Stored items from a collection:
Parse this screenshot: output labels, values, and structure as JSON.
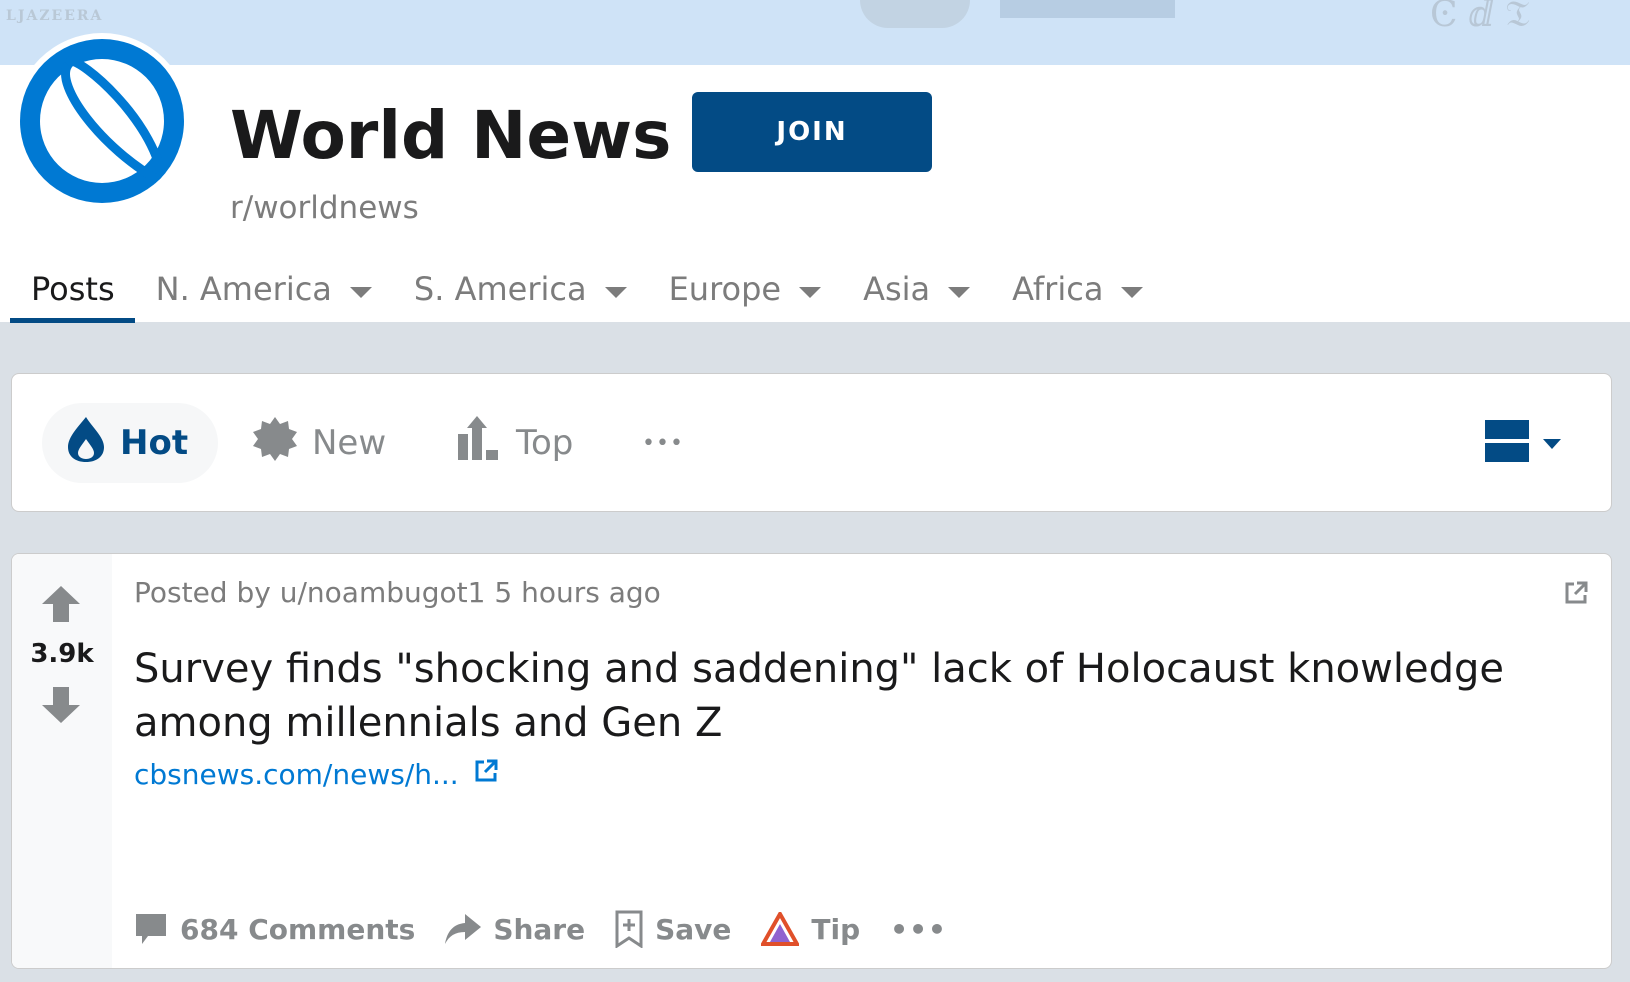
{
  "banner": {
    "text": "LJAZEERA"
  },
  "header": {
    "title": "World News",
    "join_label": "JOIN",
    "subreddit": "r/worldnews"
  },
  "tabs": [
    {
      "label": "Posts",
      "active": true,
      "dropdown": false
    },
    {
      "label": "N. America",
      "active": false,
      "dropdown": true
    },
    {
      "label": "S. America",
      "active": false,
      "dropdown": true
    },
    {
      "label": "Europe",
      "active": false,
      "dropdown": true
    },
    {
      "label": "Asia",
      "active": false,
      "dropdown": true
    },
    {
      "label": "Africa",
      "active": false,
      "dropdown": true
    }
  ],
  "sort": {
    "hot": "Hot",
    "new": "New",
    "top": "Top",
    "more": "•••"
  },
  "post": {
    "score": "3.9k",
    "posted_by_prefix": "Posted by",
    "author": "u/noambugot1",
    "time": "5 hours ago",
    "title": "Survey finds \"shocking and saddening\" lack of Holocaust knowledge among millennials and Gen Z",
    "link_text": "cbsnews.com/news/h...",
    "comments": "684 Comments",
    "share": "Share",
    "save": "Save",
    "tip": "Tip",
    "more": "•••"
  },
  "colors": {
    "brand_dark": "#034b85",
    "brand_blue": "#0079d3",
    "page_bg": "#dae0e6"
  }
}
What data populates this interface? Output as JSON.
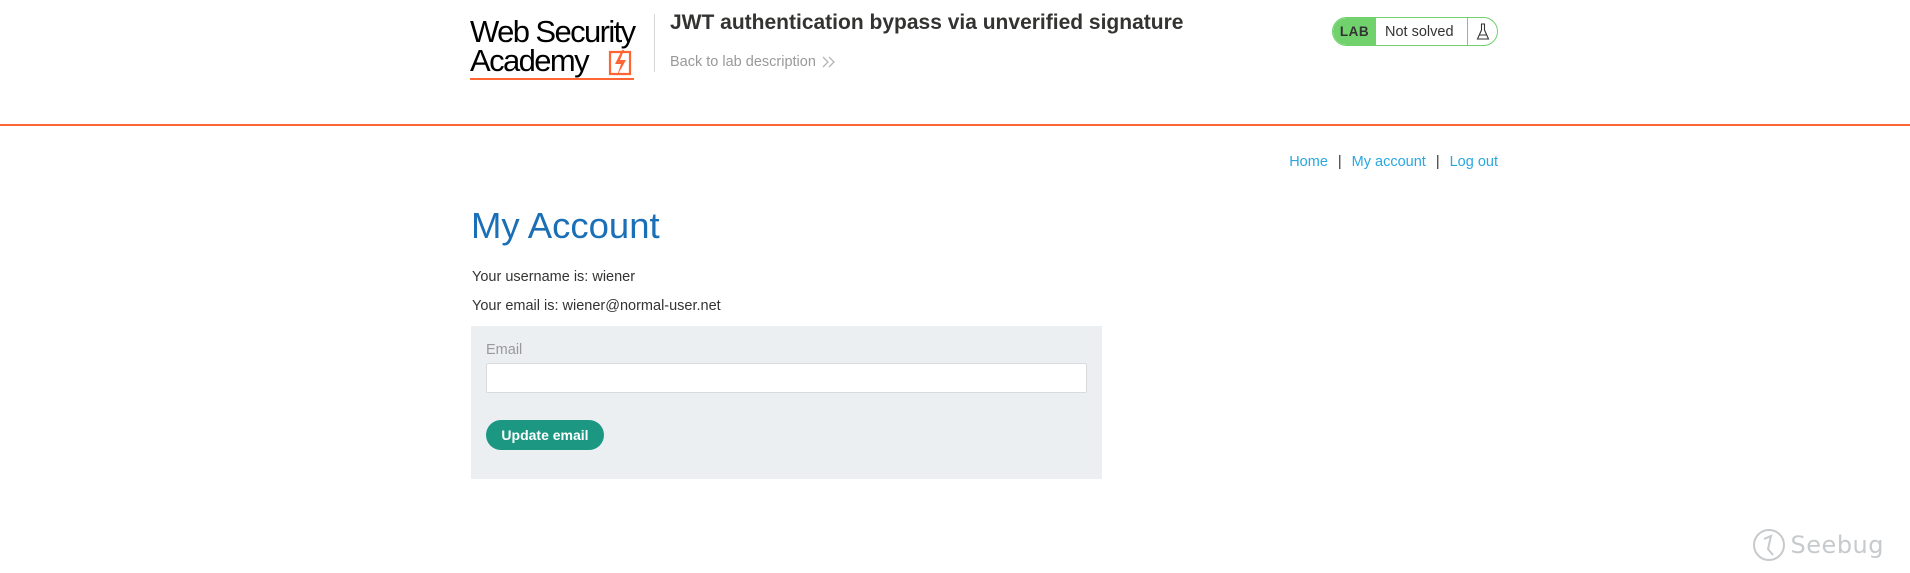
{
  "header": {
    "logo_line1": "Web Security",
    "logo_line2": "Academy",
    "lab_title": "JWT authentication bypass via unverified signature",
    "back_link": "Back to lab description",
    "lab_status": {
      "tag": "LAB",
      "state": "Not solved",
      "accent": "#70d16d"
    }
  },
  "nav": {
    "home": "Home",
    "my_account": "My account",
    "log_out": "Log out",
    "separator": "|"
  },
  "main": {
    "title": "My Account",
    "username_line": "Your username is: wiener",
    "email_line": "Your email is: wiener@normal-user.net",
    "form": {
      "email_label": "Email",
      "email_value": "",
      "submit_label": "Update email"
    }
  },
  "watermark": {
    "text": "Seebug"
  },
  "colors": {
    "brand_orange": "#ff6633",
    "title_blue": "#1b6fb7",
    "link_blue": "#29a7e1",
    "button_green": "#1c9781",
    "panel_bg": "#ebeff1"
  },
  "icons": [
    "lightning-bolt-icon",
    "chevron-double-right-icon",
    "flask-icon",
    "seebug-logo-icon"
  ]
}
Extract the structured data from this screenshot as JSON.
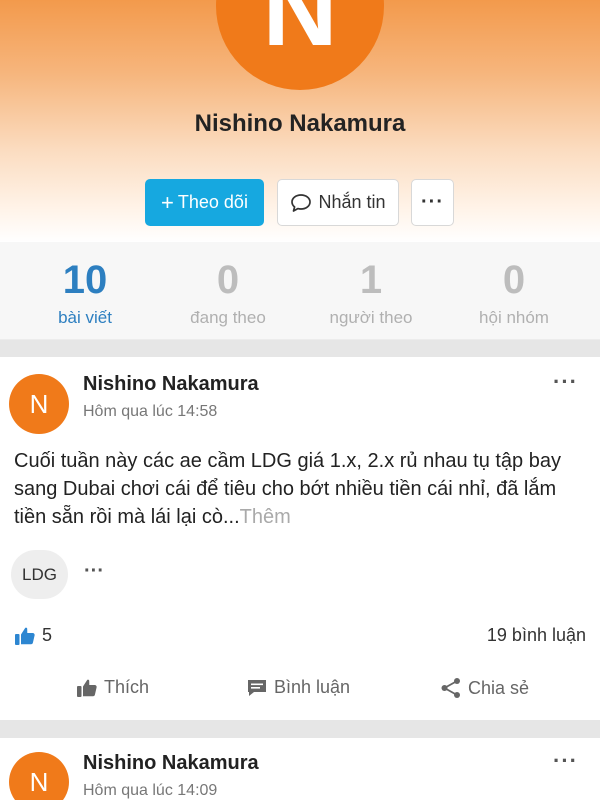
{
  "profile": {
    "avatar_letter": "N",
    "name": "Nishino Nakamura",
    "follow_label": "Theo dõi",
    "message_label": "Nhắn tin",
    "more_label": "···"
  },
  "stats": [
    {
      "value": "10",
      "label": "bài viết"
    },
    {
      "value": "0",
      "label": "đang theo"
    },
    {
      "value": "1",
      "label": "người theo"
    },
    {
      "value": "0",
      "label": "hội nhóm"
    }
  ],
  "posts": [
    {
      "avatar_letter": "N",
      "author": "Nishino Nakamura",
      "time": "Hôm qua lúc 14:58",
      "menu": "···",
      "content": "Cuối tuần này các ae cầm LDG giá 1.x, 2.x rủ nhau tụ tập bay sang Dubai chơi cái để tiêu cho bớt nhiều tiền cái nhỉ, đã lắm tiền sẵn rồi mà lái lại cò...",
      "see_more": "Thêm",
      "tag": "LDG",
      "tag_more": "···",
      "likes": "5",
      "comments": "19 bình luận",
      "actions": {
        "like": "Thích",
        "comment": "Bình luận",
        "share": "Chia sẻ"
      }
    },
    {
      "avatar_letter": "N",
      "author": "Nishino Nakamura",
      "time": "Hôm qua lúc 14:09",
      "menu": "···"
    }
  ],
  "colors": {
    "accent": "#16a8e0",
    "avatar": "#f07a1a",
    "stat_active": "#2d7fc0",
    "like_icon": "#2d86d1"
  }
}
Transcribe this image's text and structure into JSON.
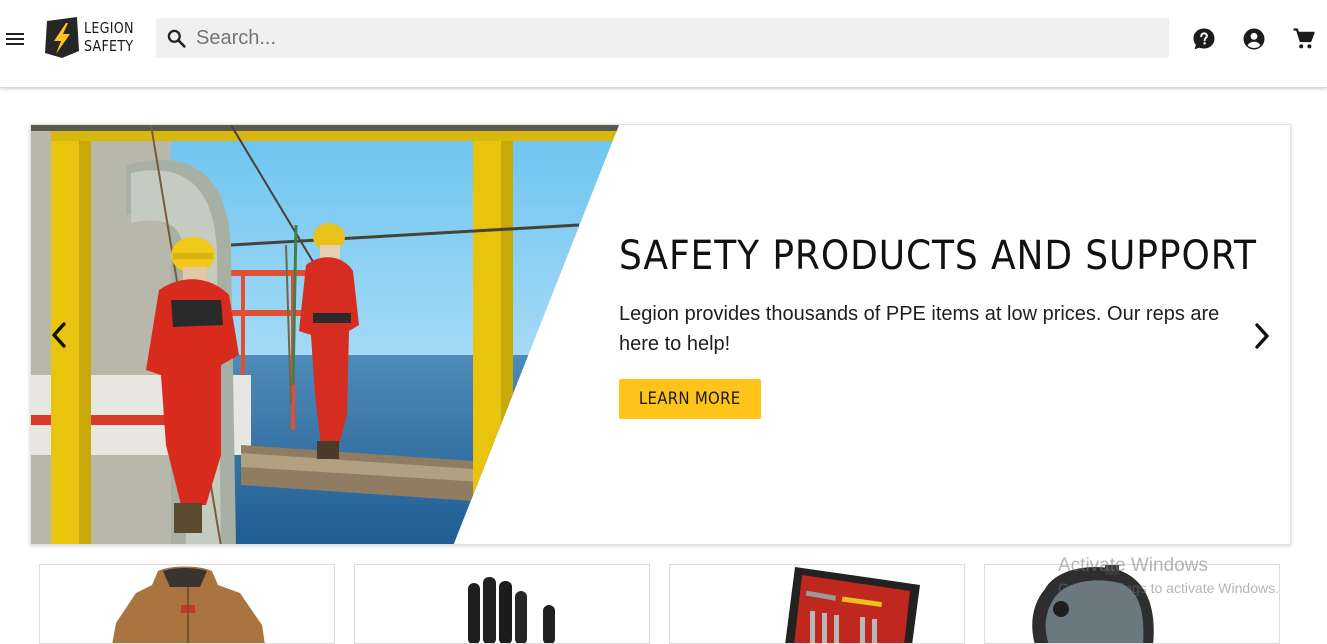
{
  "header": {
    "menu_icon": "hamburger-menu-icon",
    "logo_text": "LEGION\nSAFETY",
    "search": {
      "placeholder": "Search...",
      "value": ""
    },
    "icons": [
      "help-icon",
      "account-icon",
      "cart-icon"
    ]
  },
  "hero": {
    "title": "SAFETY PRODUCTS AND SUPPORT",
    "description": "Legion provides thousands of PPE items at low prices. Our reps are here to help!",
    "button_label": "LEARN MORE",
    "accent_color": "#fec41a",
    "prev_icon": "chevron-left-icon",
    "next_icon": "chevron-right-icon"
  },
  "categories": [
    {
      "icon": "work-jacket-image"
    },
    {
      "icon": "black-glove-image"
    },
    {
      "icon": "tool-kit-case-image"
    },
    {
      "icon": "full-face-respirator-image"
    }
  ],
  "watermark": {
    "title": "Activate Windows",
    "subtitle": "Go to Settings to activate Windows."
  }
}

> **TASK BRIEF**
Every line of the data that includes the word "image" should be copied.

> **TASK RESPONSE**
Transcribe this image's text and structure into JSON.
      "icon": "work-jacket-image"
      "icon": "black-glove-image"
      "icon": "tool-kit-case-image"
      "icon": "full-face-respirator-image"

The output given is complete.